Penelope Fitzgerald: Charlotte Mew and Her Friends (1984) Chapter Two – Love between Women:
“Her best friends were sober, hard-working girls. The three Chicks – Elsie, Margaret, and Harriet, from Ealing – seemed set to become teachers.
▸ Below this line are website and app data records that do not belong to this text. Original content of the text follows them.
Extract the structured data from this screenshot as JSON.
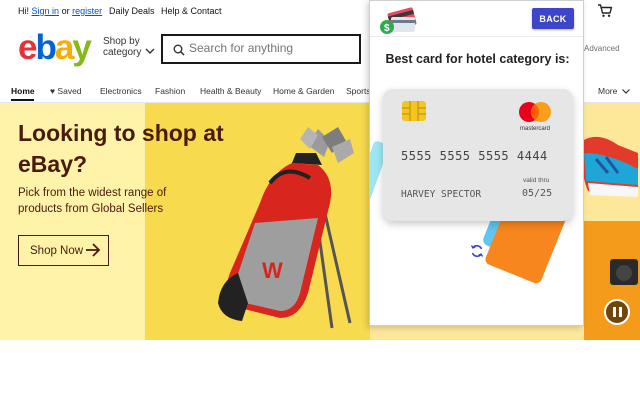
{
  "topbar": {
    "greeting": "Hi!",
    "sign_in": "Sign in",
    "or": "or",
    "register": "register",
    "daily_deals": "Daily Deals",
    "help_contact": "Help & Contact",
    "cart_icon": "cart-icon"
  },
  "header": {
    "logo": {
      "e": "e",
      "b": "b",
      "a": "a",
      "y": "y"
    },
    "shop_by_line1": "Shop by",
    "shop_by_line2": "category",
    "search_placeholder": "Search for anything",
    "advanced": "Advanced"
  },
  "nav": {
    "home": "Home",
    "saved": "Saved",
    "electronics": "Electronics",
    "fashion": "Fashion",
    "health_beauty": "Health & Beauty",
    "home_garden": "Home & Garden",
    "sports": "Sports",
    "more": "More"
  },
  "hero": {
    "title": "Looking to shop at eBay?",
    "subtitle": "Pick from the widest range of products from Global Sellers",
    "button": "Shop Now",
    "bag_brand": "W"
  },
  "popup": {
    "back_label": "BACK",
    "heading": "Best card for hotel category is:",
    "card": {
      "network": "mastercard",
      "number": "5555 5555 5555 4444",
      "holder": "HARVEY SPECTOR",
      "valid_thru_label": "valid thru",
      "expiry": "05/25"
    }
  },
  "colors": {
    "accent": "#3f45c8",
    "hero_text": "#4a1a0c",
    "hero_yellow": "#f8da4e",
    "ebay_red": "#e53238",
    "ebay_blue": "#0064d2",
    "ebay_yellow": "#f5af02",
    "ebay_green": "#86b817"
  }
}
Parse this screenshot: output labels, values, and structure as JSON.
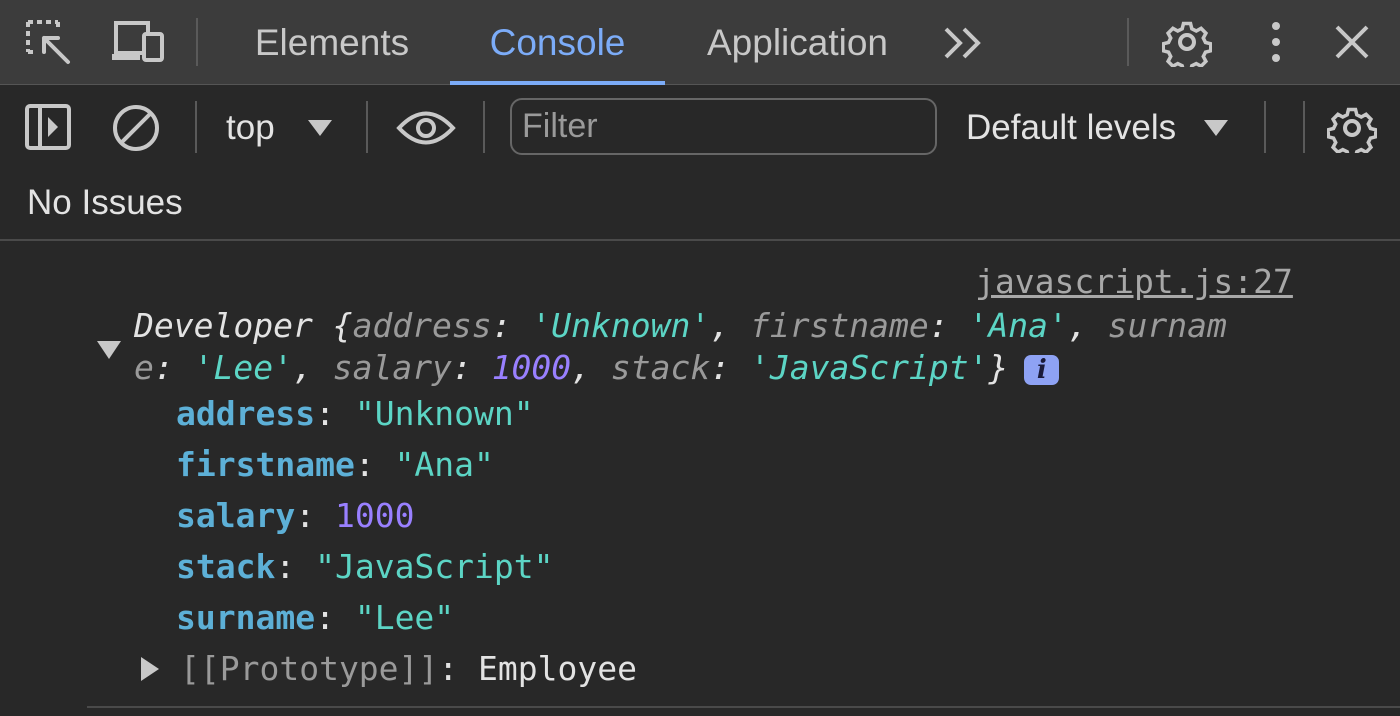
{
  "tabs": [
    {
      "label": "Elements",
      "active": false
    },
    {
      "label": "Console",
      "active": true
    },
    {
      "label": "Application",
      "active": false
    }
  ],
  "toolbar": {
    "context": "top",
    "filter_placeholder": "Filter",
    "levels": "Default levels"
  },
  "issues_text": "No Issues",
  "log": {
    "source": "javascript.js:27",
    "summary_line1": {
      "class_name": "Developer",
      "open_brace": " {",
      "k_address": "address",
      "v_address": "'Unknown'",
      "k_firstname": "firstname",
      "v_firstname": "'Ana'",
      "k_surname_part": "surnam"
    },
    "summary_line2": {
      "k_surname_rest": "e",
      "v_surname": "'Lee'",
      "k_salary": "salary",
      "v_salary": "1000",
      "k_stack": "stack",
      "v_stack": "'JavaScript'",
      "close_brace": "}"
    },
    "info_badge": "i",
    "properties": [
      {
        "key": "address",
        "value": "\"Unknown\"",
        "type": "string"
      },
      {
        "key": "firstname",
        "value": "\"Ana\"",
        "type": "string"
      },
      {
        "key": "salary",
        "value": "1000",
        "type": "number"
      },
      {
        "key": "stack",
        "value": "\"JavaScript\"",
        "type": "string"
      },
      {
        "key": "surname",
        "value": "\"Lee\"",
        "type": "string"
      }
    ],
    "prototype": {
      "key": "[[Prototype]]",
      "value": "Employee"
    }
  },
  "colors": {
    "accent": "#7cacf8",
    "key": "#5db0d7",
    "string": "#5cd5c5",
    "number": "#9980ff"
  }
}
Ethel Oliver was the daughter of Professor Daniel Oliver, the curator of Kew Herbarium, and a friend of Ruskin and the painter Arthur Hughes…”
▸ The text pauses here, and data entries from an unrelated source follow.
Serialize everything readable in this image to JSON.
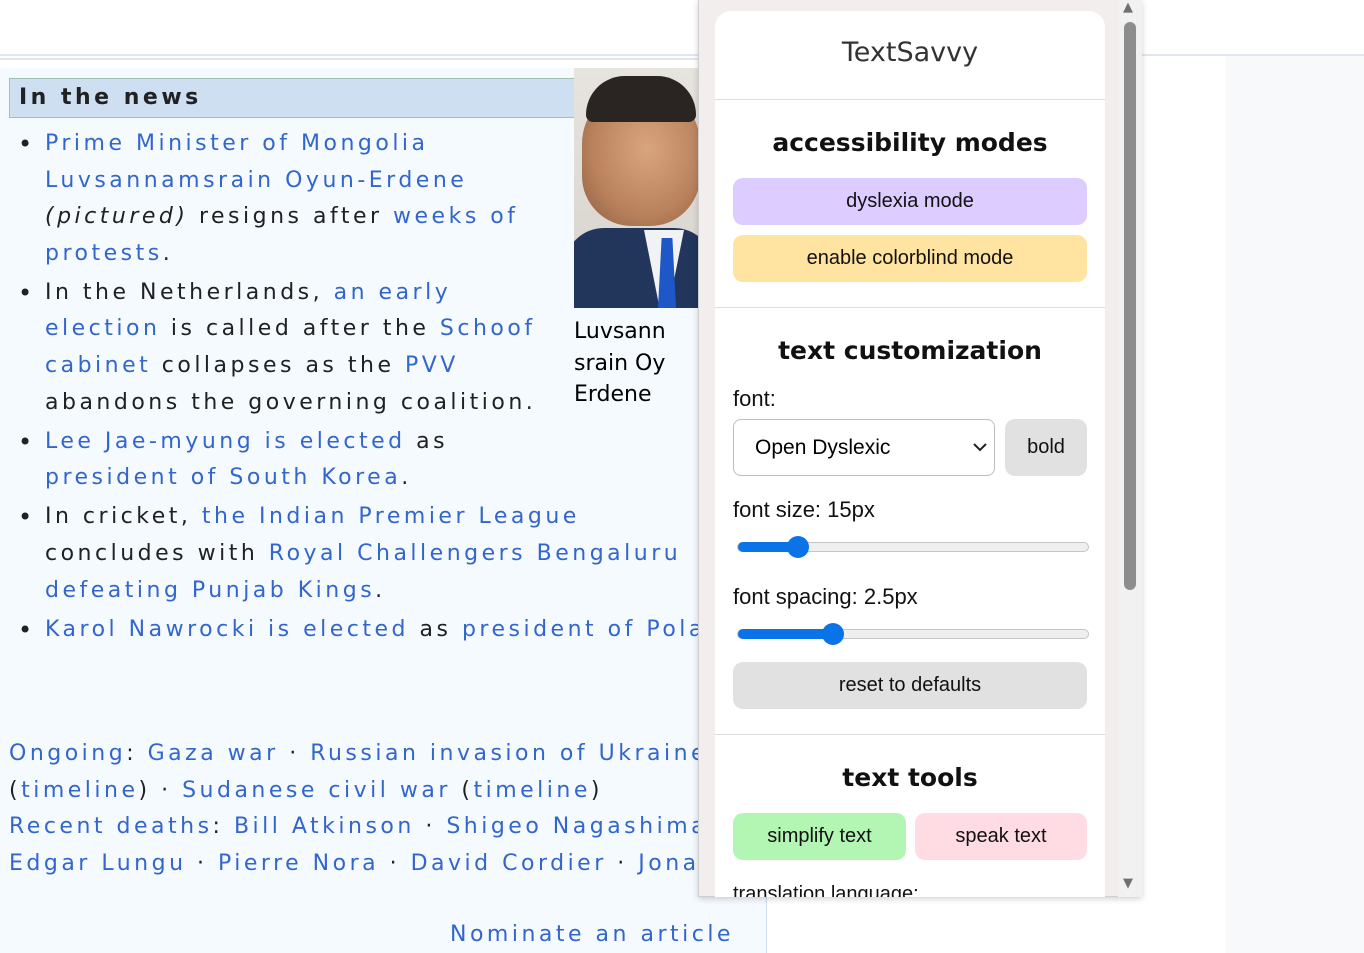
{
  "news": {
    "heading": "In the news",
    "items": [
      {
        "a1": "Prime Minister of Mongolia Luvsannamsrain Oyun-Erdene",
        "a2": "(pictured)",
        "a3": " resigns after ",
        "a4": "weeks of protests",
        "a5": "."
      },
      {
        "b1": "In the Netherlands, ",
        "b2": "an early election",
        "b3": " is called after the ",
        "b4": "Schoof cabinet",
        "b5": " collapses as the ",
        "b6": "PVV",
        "b7": " abandons the governing coalition."
      },
      {
        "c1": "Lee Jae-myung is elected",
        "c2": " as ",
        "c3": "president of South Korea",
        "c4": "."
      },
      {
        "d1": "In cricket, ",
        "d2": "the Indian Premier League",
        "d3": " concludes with ",
        "d4": "Royal Challengers Bengaluru",
        "d5": " ",
        "d6": "defeating",
        "d7": " ",
        "d8": "Punjab Kings",
        "d9": "."
      },
      {
        "e1": "Karol Nawrocki is elected",
        "e2": " as ",
        "e3": "president of Poland",
        "e4": "."
      }
    ],
    "caption_lines": [
      "Luvsann",
      "srain Oy",
      "Erdene"
    ],
    "ongoing_label": "Ongoing",
    "ongoing_colon": ": ",
    "ongoing_items": [
      "Gaza war",
      "Russian invasion of Ukraine"
    ],
    "ongoing_row2": {
      "p1": "(",
      "t1": "timeline",
      "p2": ") · ",
      "s": "Sudanese civil war",
      "p3": " (",
      "t2": "timeline",
      "p4": ")"
    },
    "recent_label": "Recent deaths",
    "recent_colon": ": ",
    "recent_items": [
      "Bill Atkinson",
      "Shigeo Nagashima",
      "Edgar Lungu",
      "Pierre Nora",
      "David Cordier",
      "Jonathan Joss"
    ],
    "separator": " · ",
    "nominate": "Nominate an article"
  },
  "popup": {
    "title": "TextSavvy",
    "accessibility": {
      "heading": "accessibility modes",
      "dyslexia_label": "dyslexia mode",
      "colorblind_label": "enable colorblind mode"
    },
    "text_custom": {
      "heading": "text customization",
      "font_label": "font:",
      "font_value": "Open Dyslexic",
      "bold_label": "bold",
      "font_size_label": "font size: 15px",
      "font_size_fraction": 0.17,
      "spacing_label": "font spacing: 2.5px",
      "spacing_fraction": 0.27,
      "reset_label": "reset to defaults"
    },
    "tools": {
      "heading": "text tools",
      "simplify_label": "simplify text",
      "speak_label": "speak text",
      "translation_label": "translation language:"
    }
  },
  "colors": {
    "link": "#3366cc",
    "dyslexia_btn": "#dcccff",
    "colorblind_btn": "#ffe3a0",
    "neutral_btn": "#e1e1e1",
    "simplify_btn": "#b3f5b3",
    "speak_btn": "#ffdce4",
    "slider": "#0a73e8"
  }
}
From ChronicleLive of 14.4.16:
“A name of a Tynesider who became one of the nation’s leading botanists will live on through the planting of a special tree.
This year is the centenary of the death of Daniel Oliver, who was born in Newcastle .
Now North Tyneside Council has planted a lime tree, called Tilia oliveri or Chinese silver lime, which is named after Daniel Oliver.
The tree was one of 17 planted from all over the world – including a giant redwood – at the newly-restored Wallsend Parks.
The aim is to gradually improve the variety of trees at the parks over the next 10 years.
Other species which have been planted include Persian ironwood, native to Northern Iran, swamp cypress, native to America, and dawn redwoods, from China.
Daniel Oliver was born in 1830 and by his mid-twenties was making botanical excursions to Ireland and the Aran Isles as well as collecting plants from around the North East.
From 1858 he worked as an assistant at Kew Gardens, London, and was later appointed professor of botany at University College London.
He went on to become the keeper of the Kew herbarium and library in 1864, a position which he held until retirement in 1890.
He produced a book on Kew Gardens and was made a fellow of the Royal and Linnean Societies, also receiving medals from both.
His other books included Lessons in Elementary Botany (1864), three volumes of the Flora of Tropical Africa (1868-1877) and Illustrations of the Principal Natural Orders of the Vegetable Kingdom (1874).”